▶ [WHAT TO DO] An exact reproduction of all entries is expected.

▶ [SOURCE DATA]
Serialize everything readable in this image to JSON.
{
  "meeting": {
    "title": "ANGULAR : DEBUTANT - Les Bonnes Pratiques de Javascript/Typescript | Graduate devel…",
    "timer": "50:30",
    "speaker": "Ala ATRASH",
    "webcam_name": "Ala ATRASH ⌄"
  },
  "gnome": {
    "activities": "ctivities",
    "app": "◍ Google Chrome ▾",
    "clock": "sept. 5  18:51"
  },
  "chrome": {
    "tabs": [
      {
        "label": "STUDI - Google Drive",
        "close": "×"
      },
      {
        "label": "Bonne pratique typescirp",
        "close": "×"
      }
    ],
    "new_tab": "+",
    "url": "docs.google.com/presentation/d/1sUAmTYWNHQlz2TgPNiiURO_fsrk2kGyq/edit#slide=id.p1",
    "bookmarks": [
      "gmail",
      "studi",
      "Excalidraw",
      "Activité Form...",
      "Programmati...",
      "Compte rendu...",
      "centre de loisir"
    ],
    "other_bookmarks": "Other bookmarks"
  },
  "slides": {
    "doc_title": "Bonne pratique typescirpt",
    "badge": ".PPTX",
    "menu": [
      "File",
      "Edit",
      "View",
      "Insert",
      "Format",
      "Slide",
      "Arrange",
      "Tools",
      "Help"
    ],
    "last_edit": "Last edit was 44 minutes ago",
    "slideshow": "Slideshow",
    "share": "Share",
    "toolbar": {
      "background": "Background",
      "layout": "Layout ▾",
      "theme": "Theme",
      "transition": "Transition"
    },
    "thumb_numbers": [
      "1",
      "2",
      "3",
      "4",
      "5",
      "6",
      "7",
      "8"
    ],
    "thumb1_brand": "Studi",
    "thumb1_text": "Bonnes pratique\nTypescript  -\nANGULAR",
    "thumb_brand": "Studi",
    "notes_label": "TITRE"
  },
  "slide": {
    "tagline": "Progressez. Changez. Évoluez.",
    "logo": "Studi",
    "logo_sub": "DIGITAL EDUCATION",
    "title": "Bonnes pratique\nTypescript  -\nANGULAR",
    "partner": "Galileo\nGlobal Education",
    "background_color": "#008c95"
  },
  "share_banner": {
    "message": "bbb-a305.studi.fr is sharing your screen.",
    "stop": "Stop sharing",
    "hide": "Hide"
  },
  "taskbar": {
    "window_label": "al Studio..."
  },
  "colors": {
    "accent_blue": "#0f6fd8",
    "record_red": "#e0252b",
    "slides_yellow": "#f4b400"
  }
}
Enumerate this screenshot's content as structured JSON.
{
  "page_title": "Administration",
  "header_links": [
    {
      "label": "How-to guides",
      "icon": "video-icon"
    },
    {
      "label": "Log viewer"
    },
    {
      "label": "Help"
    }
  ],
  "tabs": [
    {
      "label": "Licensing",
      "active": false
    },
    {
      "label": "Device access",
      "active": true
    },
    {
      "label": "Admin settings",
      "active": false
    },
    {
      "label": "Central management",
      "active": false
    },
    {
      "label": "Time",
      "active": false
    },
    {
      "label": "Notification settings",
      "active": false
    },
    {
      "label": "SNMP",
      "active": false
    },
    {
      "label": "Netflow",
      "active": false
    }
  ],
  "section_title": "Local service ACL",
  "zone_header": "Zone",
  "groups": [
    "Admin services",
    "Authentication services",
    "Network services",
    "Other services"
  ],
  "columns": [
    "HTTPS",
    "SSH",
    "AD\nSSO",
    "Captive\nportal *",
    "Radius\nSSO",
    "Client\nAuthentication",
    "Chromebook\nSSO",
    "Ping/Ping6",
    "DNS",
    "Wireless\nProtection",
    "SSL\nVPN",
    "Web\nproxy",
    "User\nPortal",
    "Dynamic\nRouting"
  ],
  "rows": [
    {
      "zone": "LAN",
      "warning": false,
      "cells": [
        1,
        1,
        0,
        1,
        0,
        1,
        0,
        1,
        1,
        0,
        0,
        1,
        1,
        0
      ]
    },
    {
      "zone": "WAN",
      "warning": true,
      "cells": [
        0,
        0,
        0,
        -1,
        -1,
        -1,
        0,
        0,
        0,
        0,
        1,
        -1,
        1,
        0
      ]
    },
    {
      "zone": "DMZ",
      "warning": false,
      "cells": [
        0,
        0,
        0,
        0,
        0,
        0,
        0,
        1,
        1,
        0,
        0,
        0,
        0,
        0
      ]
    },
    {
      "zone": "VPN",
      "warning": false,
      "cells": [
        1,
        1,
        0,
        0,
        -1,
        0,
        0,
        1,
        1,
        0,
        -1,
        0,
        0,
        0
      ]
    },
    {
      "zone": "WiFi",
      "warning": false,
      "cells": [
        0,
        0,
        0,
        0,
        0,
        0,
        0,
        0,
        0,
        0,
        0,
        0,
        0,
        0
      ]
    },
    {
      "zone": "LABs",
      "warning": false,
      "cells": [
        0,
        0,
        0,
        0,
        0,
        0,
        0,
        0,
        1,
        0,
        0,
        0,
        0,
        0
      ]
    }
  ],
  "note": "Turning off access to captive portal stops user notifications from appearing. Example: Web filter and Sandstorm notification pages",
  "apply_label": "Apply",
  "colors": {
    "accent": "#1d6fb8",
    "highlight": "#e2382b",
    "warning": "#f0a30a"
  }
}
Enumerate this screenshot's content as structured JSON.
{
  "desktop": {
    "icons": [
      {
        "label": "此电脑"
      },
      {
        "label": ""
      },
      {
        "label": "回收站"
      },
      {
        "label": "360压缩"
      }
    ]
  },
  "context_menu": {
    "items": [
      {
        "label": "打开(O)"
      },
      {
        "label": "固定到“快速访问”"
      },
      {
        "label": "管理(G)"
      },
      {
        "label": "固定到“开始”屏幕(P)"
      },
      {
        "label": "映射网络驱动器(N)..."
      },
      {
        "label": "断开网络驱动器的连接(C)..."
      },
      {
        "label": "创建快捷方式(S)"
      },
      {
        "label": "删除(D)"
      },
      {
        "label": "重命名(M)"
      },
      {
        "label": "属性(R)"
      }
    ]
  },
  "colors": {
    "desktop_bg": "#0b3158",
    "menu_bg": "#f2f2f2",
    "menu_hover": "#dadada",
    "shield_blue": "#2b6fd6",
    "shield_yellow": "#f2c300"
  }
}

▶ [EXPECTED OUTPUT]
Serialize everything readable in this image to JSON.
{
  "meeting": {
    "title": "ANGULAR : DEBUTANT - Les Bonnes Pratiques de Javascript/Typescript | Graduate devel…",
    "timer": "50:30",
    "speaker": "Ala ATRASH",
    "webcam_name": "Ala ATRASH ⌄"
  },
  "gnome": {
    "activities": "ctivities",
    "app": "◍ Google Chrome ▾",
    "clock": "sept. 5  18:51"
  },
  "chrome": {
    "tabs": [
      {
        "label": "STUDI - Google Drive",
        "close": "×"
      },
      {
        "label": "Bonne pratique typescirp",
        "close": "×"
      }
    ],
    "new_tab": "+",
    "url": "docs.google.com/presentation/d/1sUAmTYWNHQlz2TgPNiiURO_fsrk2kGyq/edit#slide=id.p1",
    "bookmarks": [
      "gmail",
      "studi",
      "Excalidraw",
      "Activité Form...",
      "Programmati...",
      "Compte rendu...",
      "centre de loisir"
    ],
    "other_bookmarks": "Other bookmarks"
  },
  "slides": {
    "doc_title": "Bonne pratique typescirpt",
    "badge": ".PPTX",
    "menu": [
      "File",
      "Edit",
      "View",
      "Insert",
      "Format",
      "Slide",
      "Arrange",
      "Tools",
      "Help"
    ],
    "last_edit": "Last edit was 44 minutes ago",
    "slideshow": "Slideshow",
    "share": "Share",
    "toolbar": {
      "background": "Background",
      "layout": "Layout ▾",
      "theme": "Theme",
      "transition": "Transition"
    },
    "thumb_numbers": [
      "1",
      "2",
      "3",
      "4",
      "5",
      "6",
      "7",
      "8"
    ],
    "thumb1_brand": "Studi",
    "thumb1_text": "Bonnes pratique\nTypescript  -\nANGULAR",
    "thumb_brand": "Studi",
    "notes_label": "TITRE"
  },
  "slide": {
    "tagline": "Progressez. Changez. Évoluez.",
    "logo": "Studi",
    "logo_sub": "DIGITAL EDUCATION",
    "title": "Bonnes pratique\nTypescript  -\nANGULAR",
    "partner": "Galileo\nGlobal Education",
    "background_color": "#008c95"
  },
  "share_banner": {
    "message": "bbb-a305.studi.fr is sharing your screen.",
    "stop": "Stop sharing",
    "hide": "Hide"
  },
  "taskbar": {
    "window_label": "al Studio..."
  },
  "colors": {
    "accent_blue": "#0f6fd8",
    "record_red": "#e0252b",
    "slides_yellow": "#f4b400"
  }
}
Enumerate this screenshot's content as structured JSON.
{
  "page_title": "Administration",
  "header_links": [
    {
      "label": "How-to guides",
      "icon": "video-icon"
    },
    {
      "label": "Log viewer"
    },
    {
      "label": "Help"
    }
  ],
  "tabs": [
    {
      "label": "Licensing",
      "active": false
    },
    {
      "label": "Device access",
      "active": true
    },
    {
      "label": "Admin settings",
      "active": false
    },
    {
      "label": "Central management",
      "active": false
    },
    {
      "label": "Time",
      "active": false
    },
    {
      "label": "Notification settings",
      "active": false
    },
    {
      "label": "SNMP",
      "active": false
    },
    {
      "label": "Netflow",
      "active": false
    }
  ],
  "section_title": "Local service ACL",
  "zone_header": "Zone",
  "groups": [
    "Admin services",
    "Authentication services",
    "Network services",
    "Other services"
  ],
  "columns": [
    "HTTPS",
    "SSH",
    "AD\nSSO",
    "Captive\nportal *",
    "Radius\nSSO",
    "Client\nAuthentication",
    "Chromebook\nSSO",
    "Ping/Ping6",
    "DNS",
    "Wireless\nProtection",
    "SSL\nVPN",
    "Web\nproxy",
    "User\nPortal",
    "Dynamic\nRouting"
  ],
  "rows": [
    {
      "zone": "LAN",
      "warning": false,
      "cells": [
        1,
        1,
        0,
        1,
        0,
        1,
        0,
        1,
        1,
        0,
        0,
        1,
        1,
        0
      ]
    },
    {
      "zone": "WAN",
      "warning": true,
      "cells": [
        0,
        0,
        0,
        -1,
        -1,
        -1,
        0,
        0,
        0,
        0,
        1,
        -1,
        1,
        0
      ]
    },
    {
      "zone": "DMZ",
      "warning": false,
      "cells": [
        0,
        0,
        0,
        0,
        0,
        0,
        0,
        1,
        1,
        0,
        0,
        0,
        0,
        0
      ]
    },
    {
      "zone": "VPN",
      "warning": false,
      "cells": [
        1,
        1,
        0,
        0,
        -1,
        0,
        0,
        1,
        1,
        0,
        -1,
        0,
        0,
        0
      ]
    },
    {
      "zone": "WiFi",
      "warning": false,
      "cells": [
        0,
        0,
        0,
        0,
        0,
        0,
        0,
        0,
        0,
        0,
        0,
        0,
        0,
        0
      ]
    },
    {
      "zone": "LABs",
      "warning": false,
      "cells": [
        0,
        0,
        0,
        0,
        0,
        0,
        0,
        0,
        1,
        0,
        0,
        0,
        0,
        0
      ]
    }
  ],
  "note": "Turning off access to captive portal stops user notifications from appearing. Example: Web filter and Sandstorm notification pages",
  "apply_label": "Apply",
  "colors": {
    "accent": "#1d6fb8",
    "highlight": "#e2382b",
    "warning": "#f0a30a"
  }
}
Enumerate this screenshot's content as structured JSON.
{
  "desktop": {
    "icons": [
      {
        "label": "此电脑"
      },
      {
        "label": ""
      },
      {
        "label": "回收站"
      },
      {
        "label": "360压缩"
      }
    ]
  },
  "context_menu": {
    "items": [
      {
        "label": "打开(O)"
      },
      {
        "label": "固定到“快速访问”"
      },
      {
        "label": "管理(G)"
      },
      {
        "label": "固定到“开始”屏幕(P)"
      },
      {
        "label": "映射网络驱动器(N)..."
      },
      {
        "label": "断开网络驱动器的连接(C)..."
      },
      {
        "label": "创建快捷方式(S)"
      },
      {
        "label": "删除(D)"
      },
      {
        "label": "重命名(M)"
      },
      {
        "label": "属性(R)"
      }
    ]
  },
  "colors": {
    "desktop_bg": "#0b3158",
    "menu_bg": "#f2f2f2",
    "menu_hover": "#dadada",
    "shield_blue": "#2b6fd6",
    "shield_yellow": "#f2c300"
  }
}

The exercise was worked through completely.